Then, in 2012, Hurricane Sandy hit and flooded Khon’s entire store, damaging more than $1m worth of his inventory and essentially bankrupting him. Khon describes the moment as the worst period of his life, feeling as if “the whole world was against him”.
Khon, however, was used to setbacks, and found the resilience to push through. Through various friends, he found his way into the hairdressing business. He was willing to start from the bottom and learned the trade through an apprenticeship, before borrowing enough money from family and friends to open his own store in Gowanus, Brooklyn.
Over the next five years, Khon, who says he’s continued to work hard for his achievements, was able to grow his business to four shops. “I’m successful, but I work seven days a week. I’ve got no time to spend my money,” he says. But he’s grateful for the opportunity to make his own success. “America gives you opportunities if you work hard,” he says. “In my country, I would not be able to give my kids what I can give them right now.”
“For us, since we don’t have our own country, we love [this] country that gives us our opportunities. And we say thank you to this country. They accept us for who we are and give us opportunity. And we’re honored to say we’re Americans. We took citizenship in a heartbeat.”

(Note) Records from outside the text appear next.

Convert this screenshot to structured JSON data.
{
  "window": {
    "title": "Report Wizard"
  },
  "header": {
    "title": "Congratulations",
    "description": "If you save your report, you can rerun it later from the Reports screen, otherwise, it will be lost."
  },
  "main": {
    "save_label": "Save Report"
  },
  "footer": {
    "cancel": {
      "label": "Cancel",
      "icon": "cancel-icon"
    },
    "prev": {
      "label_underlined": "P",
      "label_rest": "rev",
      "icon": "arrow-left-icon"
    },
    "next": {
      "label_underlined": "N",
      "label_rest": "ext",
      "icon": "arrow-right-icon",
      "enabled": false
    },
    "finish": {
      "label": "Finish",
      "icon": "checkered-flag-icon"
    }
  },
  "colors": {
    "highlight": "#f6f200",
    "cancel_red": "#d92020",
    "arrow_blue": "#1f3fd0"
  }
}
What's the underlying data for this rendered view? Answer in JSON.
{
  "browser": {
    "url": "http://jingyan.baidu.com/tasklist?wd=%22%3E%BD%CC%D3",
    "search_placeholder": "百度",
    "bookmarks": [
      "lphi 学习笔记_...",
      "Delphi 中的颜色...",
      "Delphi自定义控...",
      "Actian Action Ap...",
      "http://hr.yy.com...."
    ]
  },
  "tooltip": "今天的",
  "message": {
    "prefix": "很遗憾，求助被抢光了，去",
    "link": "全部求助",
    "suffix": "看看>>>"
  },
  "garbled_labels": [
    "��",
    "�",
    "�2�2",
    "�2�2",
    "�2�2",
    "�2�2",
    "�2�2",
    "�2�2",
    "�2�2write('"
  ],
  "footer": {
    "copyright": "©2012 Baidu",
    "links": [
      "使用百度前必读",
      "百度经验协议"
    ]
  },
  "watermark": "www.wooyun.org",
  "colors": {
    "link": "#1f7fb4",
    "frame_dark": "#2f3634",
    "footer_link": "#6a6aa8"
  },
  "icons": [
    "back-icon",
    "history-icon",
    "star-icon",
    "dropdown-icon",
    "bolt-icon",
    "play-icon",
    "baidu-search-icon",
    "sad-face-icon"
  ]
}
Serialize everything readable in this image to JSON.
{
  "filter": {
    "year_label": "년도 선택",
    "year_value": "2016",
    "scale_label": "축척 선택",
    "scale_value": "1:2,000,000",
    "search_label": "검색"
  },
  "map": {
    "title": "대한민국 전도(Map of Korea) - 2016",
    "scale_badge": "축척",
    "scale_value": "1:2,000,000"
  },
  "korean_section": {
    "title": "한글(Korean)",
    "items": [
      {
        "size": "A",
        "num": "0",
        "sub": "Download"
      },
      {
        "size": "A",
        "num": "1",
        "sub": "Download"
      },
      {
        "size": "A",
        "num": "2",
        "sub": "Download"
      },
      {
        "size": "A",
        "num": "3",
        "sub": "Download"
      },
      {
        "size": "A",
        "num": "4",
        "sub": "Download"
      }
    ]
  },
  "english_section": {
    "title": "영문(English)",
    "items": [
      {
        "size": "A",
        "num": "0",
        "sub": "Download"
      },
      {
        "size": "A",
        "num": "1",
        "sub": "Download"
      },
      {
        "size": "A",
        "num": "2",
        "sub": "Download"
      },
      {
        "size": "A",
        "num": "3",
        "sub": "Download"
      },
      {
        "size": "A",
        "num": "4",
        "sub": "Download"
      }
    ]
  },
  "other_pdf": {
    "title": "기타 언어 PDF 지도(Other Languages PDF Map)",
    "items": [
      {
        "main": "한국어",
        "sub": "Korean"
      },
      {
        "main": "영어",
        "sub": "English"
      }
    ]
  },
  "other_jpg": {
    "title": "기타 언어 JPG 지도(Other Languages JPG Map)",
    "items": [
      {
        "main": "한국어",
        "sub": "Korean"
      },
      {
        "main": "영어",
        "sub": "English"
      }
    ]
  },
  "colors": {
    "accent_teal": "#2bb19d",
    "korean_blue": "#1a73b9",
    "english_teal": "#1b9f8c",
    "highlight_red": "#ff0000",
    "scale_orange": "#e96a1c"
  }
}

Originally born in Uzbekistan, Shegay moved to Russia as a child with his family so that his father could run his successful plastics factory. Growing up in Russia, Shegay was often subject to racism and physical assaults due to his Korean appearance. As Shegay entered into adulthood, the physical harassment grew and extended to the rest of his family, who by then were also targeted due to his father’s business. Shegay says his family was forced to resort to extreme measures, acquiring guns to protect themselves.
Eventually, the painful day arrived when Shegay’s father was beaten up so severely that he was unable to fully recover. The family returned to Uzbekistan to recuperate from the ordeal, while Shegay traveled to South Korea to train under a martial arts master in hopes of exacting revenge. But while in training Shegay received a phone call from his brother who informed him that he had won a green card and to return home immediately.
Within a week, Shegay had arrived in Brighton Beach in Brooklyn to begin his new life. On the second day of his arrival, his area was hit by Hurricane Sandy. Shegay recalls looking out the window and seeing cars washed down the street. It was a rough transition to his new life, which mirrored his own journey searching for jobs, working as a mover, a busboy, and in a stockroom before finally landing a job as a fighting instructor. On the side, Shegay trains in Muay Thai competitively and dreams of representing the United States in international tournaments.
“I don’t feel that there’s a special city or country which is my home because we live on Earth, and I feel like Earth is my home. Wherever I go, me, myself, that could be a home.”